Beyond that, certainly people who are Christians — this whole thing around redemption, this whole idea that God is going to “forgive us our trespasses as we forgive those who trespass against us” — that’s heavy stuff! And that whole thing about loving your neighbor — that’s serious stuff. I mean, it’s just a few little words and you can run right over them, but that’s the challenge of being a Christian — a real Christian, not a Bible-thumping hypocrite. Walking in the world in a Christian way and walking our personal lives in a Christian way in the new century full of fear and conflict is a real challenge. It’s very easy to point the finger at other people; it’s very easy just to run and hide; it’s very easy just to sort of watch it all on TV and hope it doesn’t come and getcha. It’s a lot harder to be engaged in the world and engaged in your faith and to have those two things inform each other such that things change for the better in society. That’s what Jesus did. So that’s what it’s supposed to be about.

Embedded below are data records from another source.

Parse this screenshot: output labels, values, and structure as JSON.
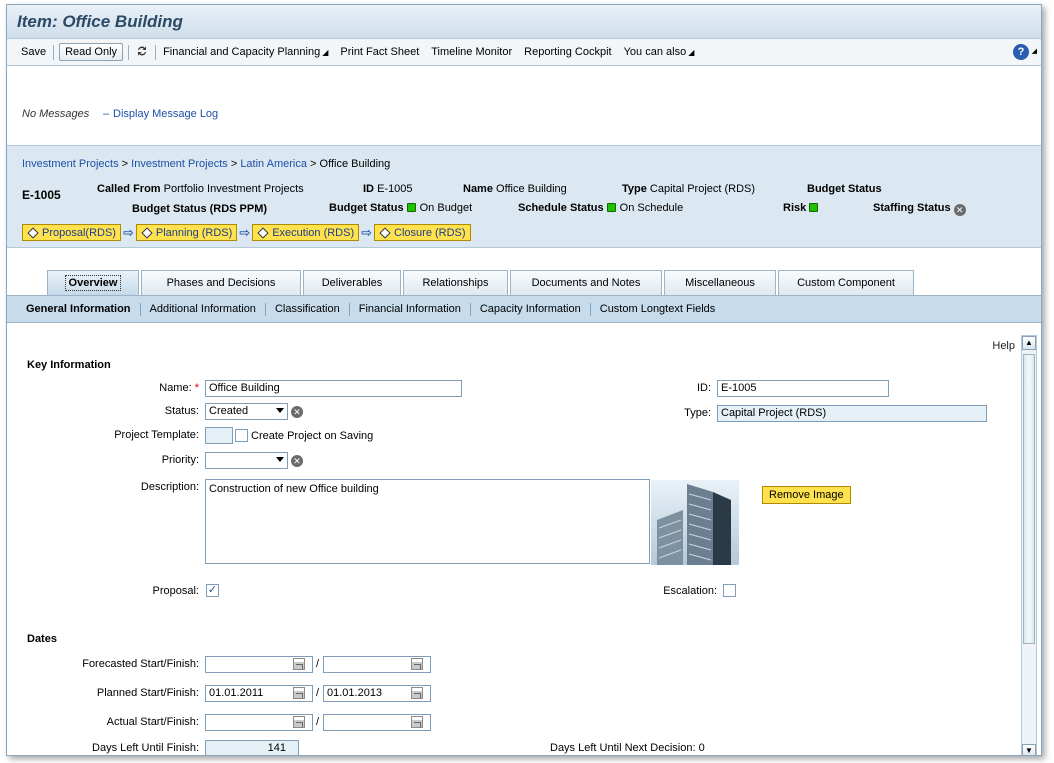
{
  "window": {
    "title": "Item: Office Building"
  },
  "toolbar": {
    "save": "Save",
    "read_only": "Read Only",
    "financial": "Financial and Capacity Planning",
    "print": "Print Fact Sheet",
    "timeline": "Timeline Monitor",
    "reporting": "Reporting Cockpit",
    "you_can_also": "You can also",
    "help": "?"
  },
  "messages": {
    "none": "No Messages",
    "dash": "–",
    "display_log": "Display Message Log"
  },
  "breadcrumb": {
    "items": [
      "Investment Projects",
      "Investment Projects",
      "Latin America"
    ],
    "current": "Office Building",
    "sep": ">"
  },
  "header": {
    "item_id": "E-1005",
    "called_from_label": "Called From",
    "called_from_value": "Portfolio Investment Projects",
    "id_label": "ID",
    "id_value": "E-1005",
    "name_label": "Name",
    "name_value": "Office Building",
    "type_label": "Type",
    "type_value": "Capital Project (RDS)",
    "budget_status_label": "Budget Status",
    "budget_status_rds_label": "Budget Status (RDS PPM)",
    "budget_status_label2": "Budget Status",
    "budget_status_value": "On Budget",
    "schedule_status_label": "Schedule Status",
    "schedule_status_value": "On Schedule",
    "risk_label": "Risk",
    "staffing_status_label": "Staffing Status"
  },
  "phases": [
    "Proposal(RDS)",
    "Planning (RDS)",
    "Execution (RDS)",
    "Closure (RDS)"
  ],
  "tabs": [
    "Overview",
    "Phases and Decisions",
    "Deliverables",
    "Relationships",
    "Documents and Notes",
    "Miscellaneous",
    "Custom Component"
  ],
  "subtabs": [
    "General Information",
    "Additional Information",
    "Classification",
    "Financial Information",
    "Capacity Information",
    "Custom Longtext Fields"
  ],
  "content": {
    "help": "Help",
    "key_info_title": "Key Information",
    "name_label": "Name:",
    "name_required": "*",
    "name_value": "Office Building",
    "status_label": "Status:",
    "status_value": "Created",
    "template_label": "Project Template:",
    "create_on_saving": "Create Project on Saving",
    "priority_label": "Priority:",
    "priority_value": "",
    "description_label": "Description:",
    "description_value": "Construction of new Office building",
    "remove_image": "Remove Image",
    "proposal_label": "Proposal:",
    "proposal_checked": "✓",
    "escalation_label": "Escalation:",
    "id_label": "ID:",
    "id_value": "E-1005",
    "type_label": "Type:",
    "type_value": "Capital Project (RDS)",
    "dates_title": "Dates",
    "forecasted_label": "Forecasted Start/Finish:",
    "planned_label": "Planned Start/Finish:",
    "planned_start": "01.01.2011",
    "planned_finish": "01.01.2013",
    "actual_label": "Actual Start/Finish:",
    "slash": "/",
    "days_left_label": "Days Left Until Finish:",
    "days_left_value": "141",
    "days_next_label": "Days Left Until Next Decision:",
    "days_next_value": "0"
  }
}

And Jesus, you know, clearly wasn’t in with the Romans, clearly didn’t run around with Caesar. . .

Ethan Vesely-Flad: That wasn’t his clique. . .

Van Jones: Jesus was with the prostitutes. And Moses, he was trying to get away from Pharaoh, he wasn’t trying to snuggle up to Pharaoh. I don’t see any examples of the faith-walk that snuggles you up to the existing order. I think a real faith-walk sometimes takes you away from the institutional leaders of your faith and your government. But that’s what the prophetic call is: to seek the truth within, to seek the truth in dialogue with God, and to seek the truth in society. And to stand in the truth. That’s needed now more than ever.

Ethan Vesely-Flad is editor of The Witness, and is based in New York City. He may be reached by email at [email protected]